Not much better news from Pakistan where Secretary Clinton found rough going on recent visit. According to the LA Times, “Every time Secretary of State Hillary Rodham Clinton tried to win over Pakistanis during her three-day charm offensive last week, they fired back a polite but firm message: We don't really trust your country.” That news is troubling. The U.S. cannot win the war against the Taliban/al Qaeda without cooperation from Pakistan.

Heritage expert Lisa Curtis concludes, “It will take time and patience to drain the deep reservoirs of Pakistani anger and resentment toward the U.S. and to change a tendency among Pakistanis to blame U.S. policies for the terrorist backlash in the country. Specifically: [t]he Obama Administration will need to follow up Clinton's promises of broad strategic engagement and commitment to Pakistani prosperity with concrete and consistent aid programs that touch the lives of average Pakistanis and minimize losses to corruption; and [e]ven more important to establishing a successful U.S.-Pakistan partnership will be whether America commits to stabilizing Afghanistan.”

The administration got no better news from Iran, where it seems like the Tehran has not interest in really reaching a settlement on its nuclear program.
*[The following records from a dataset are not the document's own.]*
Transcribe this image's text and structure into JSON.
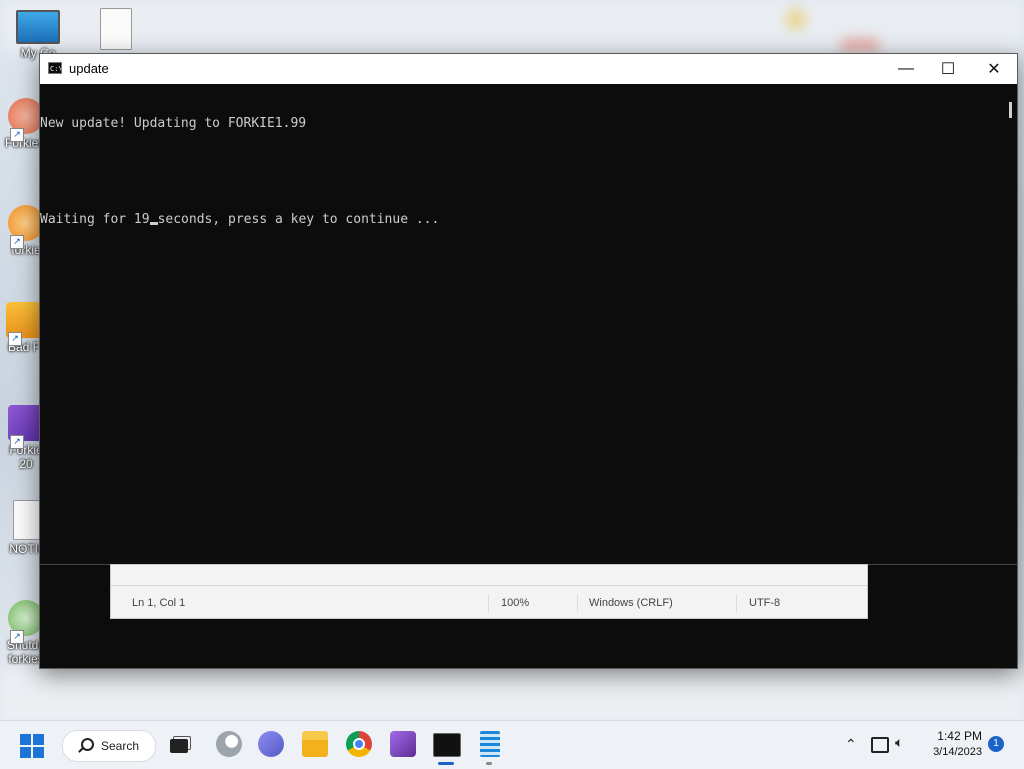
{
  "desktop": {
    "icons": [
      {
        "label": "My Co",
        "icon": "monitor-icon"
      },
      {
        "label": "",
        "icon": "text-file-icon"
      },
      {
        "label": "Forkiew",
        "icon": "app-shortcut-icon"
      },
      {
        "label": "forkie",
        "icon": "app-shortcut-icon"
      },
      {
        "label": "Bad F",
        "icon": "bad-piggies-icon"
      },
      {
        "label": "Forkie",
        "icon": "visual-studio-icon"
      },
      {
        "label": "20",
        "icon": ""
      },
      {
        "label": "NOTIC",
        "icon": "text-file-icon"
      },
      {
        "label": "Shutdo",
        "icon": "shutdown-icon"
      },
      {
        "label": "forkies",
        "icon": ""
      }
    ]
  },
  "window": {
    "title": "update",
    "minimize": "—",
    "maximize": "☐",
    "close": "✕"
  },
  "console": {
    "line1": "New update! Updating to FORKIE1.99",
    "line2_before": "Waiting for 19",
    "line2_after": "seconds, press a key to continue ..."
  },
  "notepad_status": {
    "position": "Ln 1, Col 1",
    "zoom": "100%",
    "line_ending": "Windows (CRLF)",
    "encoding": "UTF-8"
  },
  "taskbar": {
    "search_label": "Search",
    "time": "1:42 PM",
    "date": "3/14/2023",
    "notification_count": "1",
    "apps": [
      "start-icon",
      "search-icon",
      "task-view-icon",
      "edge-icon",
      "teams-chat-icon",
      "file-explorer-icon",
      "chrome-icon",
      "visual-studio-icon",
      "terminal-icon",
      "notepad-icon"
    ]
  },
  "colors": {
    "console_bg": "#0c0c0c",
    "console_text": "#cccccc",
    "taskbar_bg": "#eef1f5",
    "accent": "#1a63c8"
  }
}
The latest blow is that Iranian lawmakers gave thumbs down to any nuclear deal. President Mahmoud Ahmadinejad, a day after U.S. Secretary of State Hillary Clinton warned that the West is “not going to wait forever” for Iran to accept a UN-backed nuclear deal, dismissed the threat and compared the West to a “mosquito.”

Heritage expert Jim Phillips adds that even if the U.S. could get a deal it would likely not prevent Iran from getting nuclear weapons. “Iran,” he points out, “probably still has nuclear chess pieces hidden under the table that it will reveal triumphantly at the end of the game. At that point, with a nuclear weapon in hand, Tehran will declare checkmate – or in Farsi: “shah mat” (“the king is ambushed” or “helpless”).

Even in Latin America, where U.S. foreign policy appeared to make some progress, results were far less than they appeared. An October 29th agreement mediated by President Oscar Arias of Costa Rica allows ousted Honduran President Zelaya to return to the country and sets up a special election to elect a new president. The return of Zelaya, however, is not a done deal. According to Heritage scholar Ray Walser, “It will require a ruling from the Honduran Supreme Court which ordered Zelaya's removal from office for violations of the Honduran constitution. The National Congress will then vote on the recommendations offered by the Supreme Court[.]” In other word, it ain’t over yet.

Walser adds, “[a]nxious for the glimmer of a foreign policy victory, Secretary of State Hillary Clinton praised the accord as ‘a big step forward for the Inter-American system and its commitment to democracy.’ Such a statement grossly underestimates the serious divisions that separate the Chavista brand of populist, participatory democracy from genuine, pluralistic democracy.”

Furthermore, rather than make things better, U.S. pressure mostly made things worse. “To date,” Walser concludes, “the Obama team has done an excellent job of hamstringing the Honduran economy by cutting off economic assistance, throttling tourism with travel warnings, yanking visas away from Hondurans, and creating a climate of massive uncertainty that spooked U.S. investors and businesses. Withholding military-to-military cooperation and reducing contact between the embassy and interim government allowed drug traffickers to make fresh inroads in Honduras.” If there is a good example in Honduras, it will be despite, not because of administration leadership.

While the White House might claim it had a good week because nothing went terribly wrong, the facts suggest Washington is just “treading water.” The grade for the week is another “incomplete.” Contributing Editor James Jay Carafano, Ph.D., is a leading expert in defense affaires, intelligence, military operations and strategy, and homeland security at the Heritage Foundation

Posted November 03, 2009, Family security matters